If f:X --> Y is a homomorphism in C deﬁne
F(X) and F(Y) to be the underlying sets of X and Y
F(f): F(X) --> F(Y) to be the function f between these sets.
If C+ is a category whose objects C, D etc are categories
then morphisms F: C --> D in C+ are functors.
Functors generalize homomorphisms.
For one-object categories the two notions coincide.
Thus, If G and H are groups contrued as one-object categories
then functors F : G --> H are precisely group homomorphisms.
morphisms between functors
There are in general many functors between
two categories. One wants to be able to
compare them. The concept of a natural
transformation accomplishes this.
Suppose F: C --> D and G: C --> D are
A natural transformation µ
is a morphism µ: F ---> G
comprising a family of morphisms
µX :F(X) ---> G(X) and µY :F(Y) ---> G(Y)
for each X and Y in C
G(f) o µX = µY o F(f)
(diagram in D commutes for each X and Y)
Natural transformations ﬁrst arose in the study of topological spaces.
One studies topological spaces by assigning group structures -- eg homology and
homotopy groups -- to spaces, and proving theorems about the groups.
Such assignments are functors. It was to deﬁne functors
and understand relations between them that
Samuel Eilenberg and Saunders Maclane
were led in the 1940s to invent the notion of a category.
An essential use of natural transformations occurs when the functors
F: C ---> D and G: D ---> C go in opposite directions.
By considering pairs of natural transformations
µ:FoG ---> idD and π :idC ---> GoF
satisfying a certain optimality condition
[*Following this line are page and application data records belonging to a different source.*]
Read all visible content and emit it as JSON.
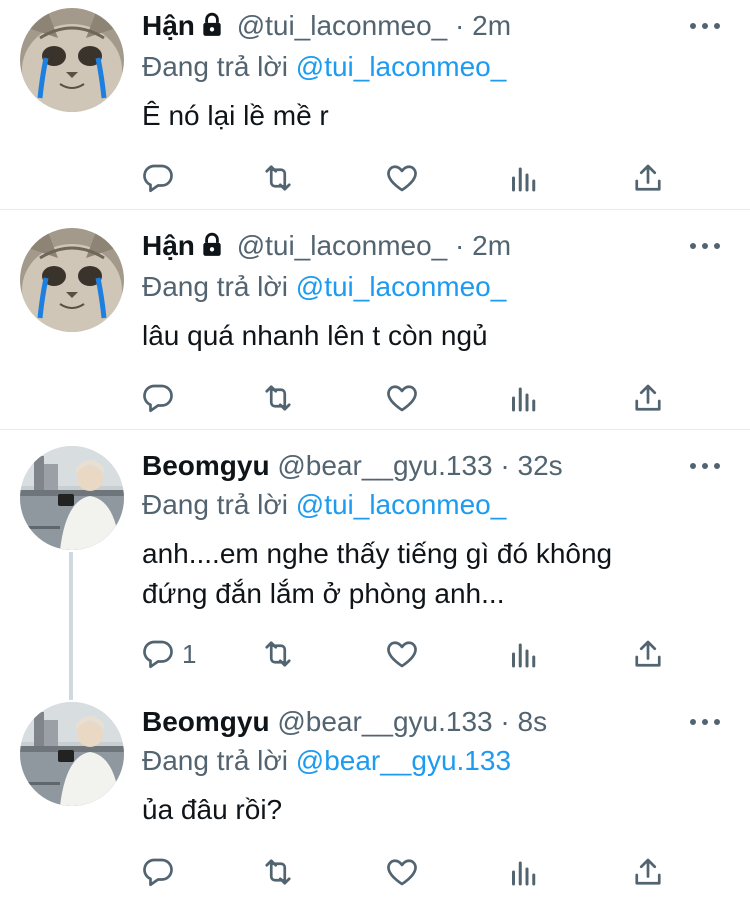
{
  "tweets": [
    {
      "name": "Hận",
      "handle": "@tui_laconmeo_",
      "dot": "·",
      "time": "2m",
      "reply_prefix": "Đang trả lời",
      "reply_to": "@tui_laconmeo_",
      "text": [
        "Ê nó lại lề mề r"
      ],
      "reply_count": "",
      "locked": true,
      "avatar": "crying-cat-avatar"
    },
    {
      "name": "Hận",
      "handle": "@tui_laconmeo_",
      "dot": "·",
      "time": "2m",
      "reply_prefix": "Đang trả lời",
      "reply_to": "@tui_laconmeo_",
      "text": [
        "lâu quá nhanh lên t còn ngủ"
      ],
      "reply_count": "",
      "locked": true,
      "avatar": "crying-cat-avatar"
    },
    {
      "name": "Beomgyu",
      "handle": "@bear__gyu.133",
      "dot": "·",
      "time": "32s",
      "reply_prefix": "Đang trả lời",
      "reply_to": "@tui_laconmeo_",
      "text": [
        "anh....em nghe thấy tiếng gì đó không",
        "đứng đắn lắm ở phòng anh..."
      ],
      "reply_count": "1",
      "locked": false,
      "avatar": "person-photo-avatar"
    },
    {
      "name": "Beomgyu",
      "handle": "@bear__gyu.133",
      "dot": "·",
      "time": "8s",
      "reply_prefix": "Đang trả lời",
      "reply_to": "@bear__gyu.133",
      "text": [
        "ủa đâu rồi?"
      ],
      "reply_count": "",
      "locked": false,
      "avatar": "person-photo-avatar"
    }
  ],
  "colors": {
    "accent": "#1d9bf0",
    "secondary_text": "#536471",
    "primary_text": "#0f1419",
    "divider": "#e6ecf0"
  },
  "icons": [
    "reply-icon",
    "retweet-icon",
    "like-icon",
    "analytics-icon",
    "share-icon",
    "more-icon",
    "lock-icon"
  ]
}
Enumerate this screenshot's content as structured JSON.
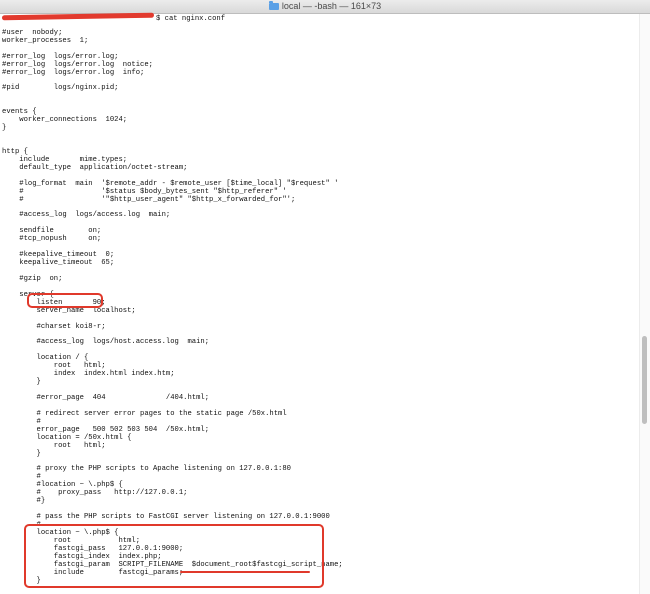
{
  "window": {
    "title": "local — -bash — 161×73",
    "folder_icon": "folder-icon"
  },
  "terminal": {
    "prompt_command": "$ cat nginx.conf",
    "lines": [
      "",
      "#user  nobody;",
      "worker_processes  1;",
      "",
      "#error_log  logs/error.log;",
      "#error_log  logs/error.log  notice;",
      "#error_log  logs/error.log  info;",
      "",
      "#pid        logs/nginx.pid;",
      "",
      "",
      "events {",
      "    worker_connections  1024;",
      "}",
      "",
      "",
      "http {",
      "    include       mime.types;",
      "    default_type  application/octet-stream;",
      "",
      "    #log_format  main  '$remote_addr - $remote_user [$time_local] \"$request\" '",
      "    #                  '$status $body_bytes_sent \"$http_referer\" '",
      "    #                  '\"$http_user_agent\" \"$http_x_forwarded_for\"';",
      "",
      "    #access_log  logs/access.log  main;",
      "",
      "    sendfile        on;",
      "    #tcp_nopush     on;",
      "",
      "    #keepalive_timeout  0;",
      "    keepalive_timeout  65;",
      "",
      "    #gzip  on;",
      "",
      "    server {",
      "        listen       90;",
      "        server_name  localhost;",
      "",
      "        #charset koi8-r;",
      "",
      "        #access_log  logs/host.access.log  main;",
      "",
      "        location / {",
      "            root   html;",
      "            index  index.html index.htm;",
      "        }",
      "",
      "        #error_page  404              /404.html;",
      "",
      "        # redirect server error pages to the static page /50x.html",
      "        #",
      "        error_page   500 502 503 504  /50x.html;",
      "        location = /50x.html {",
      "            root   html;",
      "        }",
      "",
      "        # proxy the PHP scripts to Apache listening on 127.0.0.1:80",
      "        #",
      "        #location ~ \\.php$ {",
      "        #    proxy_pass   http://127.0.0.1;",
      "        #}",
      "",
      "        # pass the PHP scripts to FastCGI server listening on 127.0.0.1:9000",
      "        #",
      "        location ~ \\.php$ {",
      "            root           html;",
      "            fastcgi_pass   127.0.0.1:9000;",
      "            fastcgi_index  index.php;",
      "            fastcgi_param  SCRIPT_FILENAME  $document_root$fastcgi_script_name;",
      "            include        fastcgi_params;",
      "        }"
    ]
  },
  "annotations": {
    "highlight_color": "#e0392b",
    "redaction_color": "#e23a2e"
  }
}
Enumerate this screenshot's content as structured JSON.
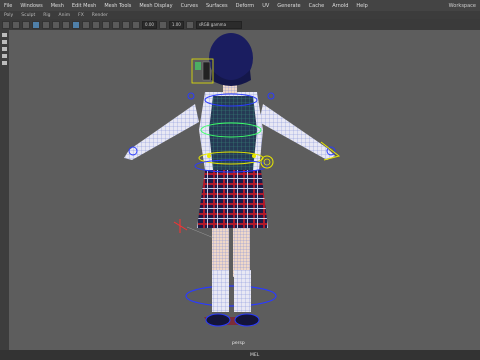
{
  "menubar": {
    "items": [
      "File",
      "Windows",
      "Mesh",
      "Edit Mesh",
      "Mesh Tools",
      "Mesh Display",
      "Curves",
      "Surfaces",
      "Deform",
      "UV",
      "Generate",
      "Cache",
      "Arnold",
      "Help"
    ],
    "right_label": "Workspace"
  },
  "tabs": {
    "items": [
      "Poly",
      "Sculpt",
      "Rig",
      "Anim",
      "FX",
      "Render"
    ]
  },
  "toolbar": {
    "field1": "0.00",
    "field2": "1.00",
    "field3": "sRGB gamma"
  },
  "viewport": {
    "camera_label": "persp"
  },
  "status": {
    "mel_label": "MEL"
  },
  "colors": {
    "viewport_bg": "#5d5d5d",
    "wireframe": "#7a8ad8",
    "control_blue": "#2a3bff",
    "control_yellow": "#e8e800",
    "control_green": "#3cff6a"
  }
}
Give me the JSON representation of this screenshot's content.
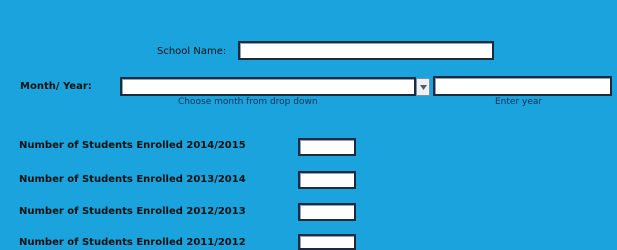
{
  "form": {
    "school_name_label": "School Name:",
    "school_name_value": "",
    "month_year_label": "Month/ Year:",
    "month_value": "",
    "month_hint": "Choose month from drop down",
    "year_value": "",
    "year_hint": "Enter year",
    "enrollment_rows": [
      {
        "label": "Number of Students Enrolled 2014/2015",
        "value": ""
      },
      {
        "label": "Number of Students Enrolled 2013/2014",
        "value": ""
      },
      {
        "label": "Number of Students Enrolled 2012/2013",
        "value": ""
      },
      {
        "label": "Number of Students Enrolled 2011/2012",
        "value": ""
      }
    ]
  },
  "colors": {
    "panel_background": "#1aa3dc",
    "field_border": "#1a2a3f"
  },
  "icons": {
    "dropdown": "chevron-down-icon"
  }
}
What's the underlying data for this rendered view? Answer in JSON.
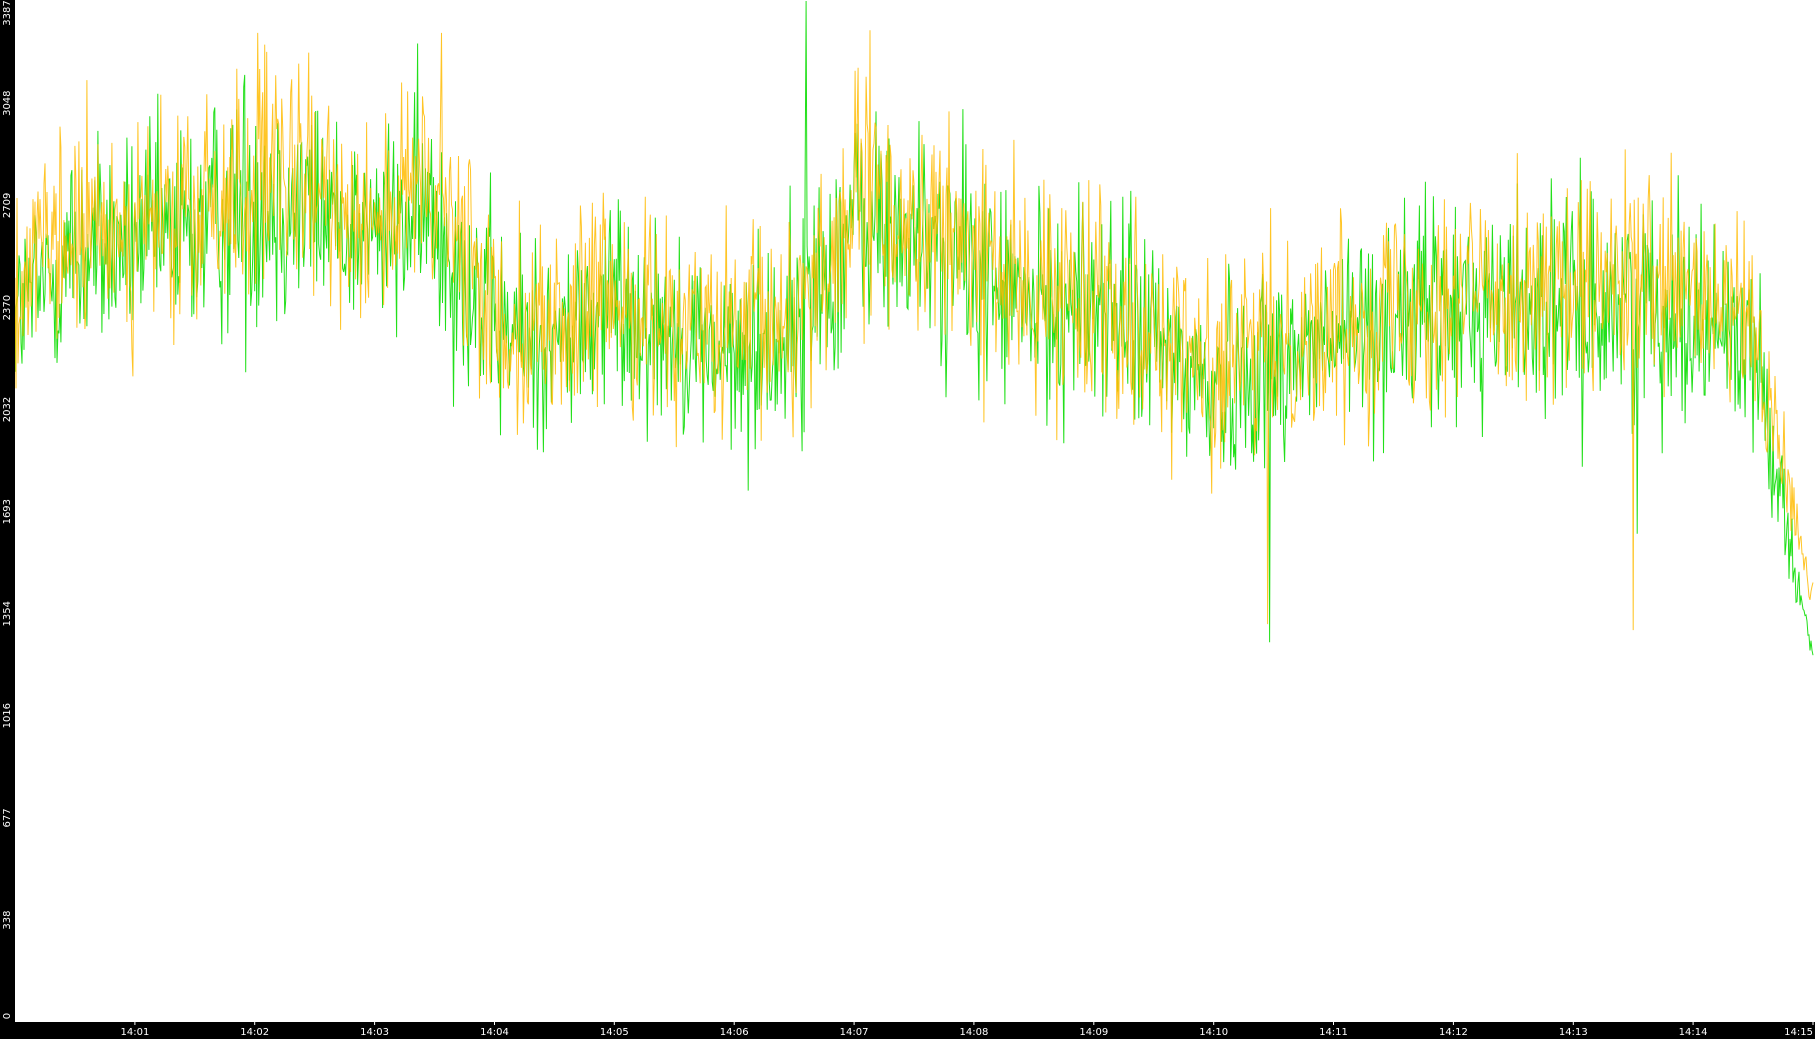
{
  "chart_data": {
    "type": "line",
    "title": "",
    "xlabel": "",
    "ylabel": "",
    "ylim": [
      0,
      3387
    ],
    "xlim": [
      "14:00:00",
      "14:15:00"
    ],
    "grid": false,
    "legend": "none",
    "y_ticks": [
      "0",
      "338",
      "677",
      "1016",
      "1354",
      "1693",
      "2032",
      "2370",
      "2709",
      "3048",
      "3387"
    ],
    "x_ticks": [
      "14:01",
      "14:02",
      "14:03",
      "14:04",
      "14:05",
      "14:06",
      "14:07",
      "14:08",
      "14:09",
      "14:10",
      "14:11",
      "14:12",
      "14:13",
      "14:14",
      "14:15"
    ],
    "colors": {
      "background": "#ffffff",
      "axis": "#000000",
      "tick_text": "#ffffff",
      "green": "#22e01a",
      "orange": "#ffbb00"
    },
    "series": [
      {
        "color": "#22e01a",
        "x": [
          "14:00:00",
          "14:00:30",
          "14:01:00",
          "14:01:30",
          "14:02:00",
          "14:02:30",
          "14:03:00",
          "14:03:30",
          "14:04:00",
          "14:04:30",
          "14:05:00",
          "14:05:30",
          "14:06:00",
          "14:06:30",
          "14:07:00",
          "14:07:30",
          "14:08:00",
          "14:08:30",
          "14:09:00",
          "14:09:30",
          "14:10:00",
          "14:10:30",
          "14:11:00",
          "14:11:30",
          "14:12:00",
          "14:12:30",
          "14:13:00",
          "14:13:30",
          "14:14:00",
          "14:14:30",
          "14:15:00"
        ],
        "values": [
          2350,
          2550,
          2580,
          2620,
          2750,
          2700,
          2620,
          2680,
          2300,
          2250,
          2380,
          2300,
          2180,
          2300,
          2650,
          2600,
          2500,
          2350,
          2400,
          2250,
          2100,
          2200,
          2250,
          2350,
          2350,
          2400,
          2350,
          2400,
          2350,
          2250,
          1200
        ],
        "noise": [
          0.028,
          0.035,
          0.03,
          0.034,
          0.038,
          0.03,
          0.027,
          0.035,
          0.036,
          0.032,
          0.037,
          0.03,
          0.034,
          0.04,
          0.035,
          0.031,
          0.035,
          0.032,
          0.037,
          0.036,
          0.038,
          0.033,
          0.035,
          0.034,
          0.036,
          0.034,
          0.036,
          0.033,
          0.035,
          0.032,
          0.01
        ],
        "spikes": [
          {
            "x": "14:06:36",
            "value": 3387
          },
          {
            "x": "14:10:28",
            "value": 1260
          },
          {
            "x": "14:13:32",
            "value": 1620
          }
        ]
      },
      {
        "color": "#ffbb00",
        "x": [
          "14:00:00",
          "14:00:30",
          "14:01:00",
          "14:01:30",
          "14:02:00",
          "14:02:30",
          "14:03:00",
          "14:03:30",
          "14:04:00",
          "14:04:30",
          "14:05:00",
          "14:05:30",
          "14:06:00",
          "14:06:30",
          "14:07:00",
          "14:07:30",
          "14:08:00",
          "14:08:30",
          "14:09:00",
          "14:09:30",
          "14:10:00",
          "14:10:30",
          "14:11:00",
          "14:11:30",
          "14:12:00",
          "14:12:30",
          "14:13:00",
          "14:13:30",
          "14:14:00",
          "14:14:30",
          "14:15:00"
        ],
        "values": [
          2450,
          2600,
          2650,
          2650,
          2800,
          2750,
          2680,
          2750,
          2350,
          2300,
          2400,
          2350,
          2250,
          2350,
          2700,
          2650,
          2550,
          2400,
          2450,
          2300,
          2150,
          2250,
          2300,
          2400,
          2420,
          2450,
          2400,
          2450,
          2400,
          2300,
          1400
        ],
        "noise": [
          0.03,
          0.032,
          0.03,
          0.033,
          0.035,
          0.03,
          0.028,
          0.036,
          0.034,
          0.032,
          0.034,
          0.03,
          0.034,
          0.038,
          0.034,
          0.03,
          0.034,
          0.031,
          0.034,
          0.034,
          0.036,
          0.032,
          0.034,
          0.033,
          0.035,
          0.033,
          0.035,
          0.032,
          0.034,
          0.031,
          0.01
        ],
        "spikes": [
          {
            "x": "14:07:08",
            "value": 3290
          },
          {
            "x": "14:10:27",
            "value": 1320
          },
          {
            "x": "14:13:30",
            "value": 1300
          }
        ]
      }
    ]
  }
}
one obtains the all-important concept of adjoint functors
which formulates the idea of F and G
being conceptual inverses of each other.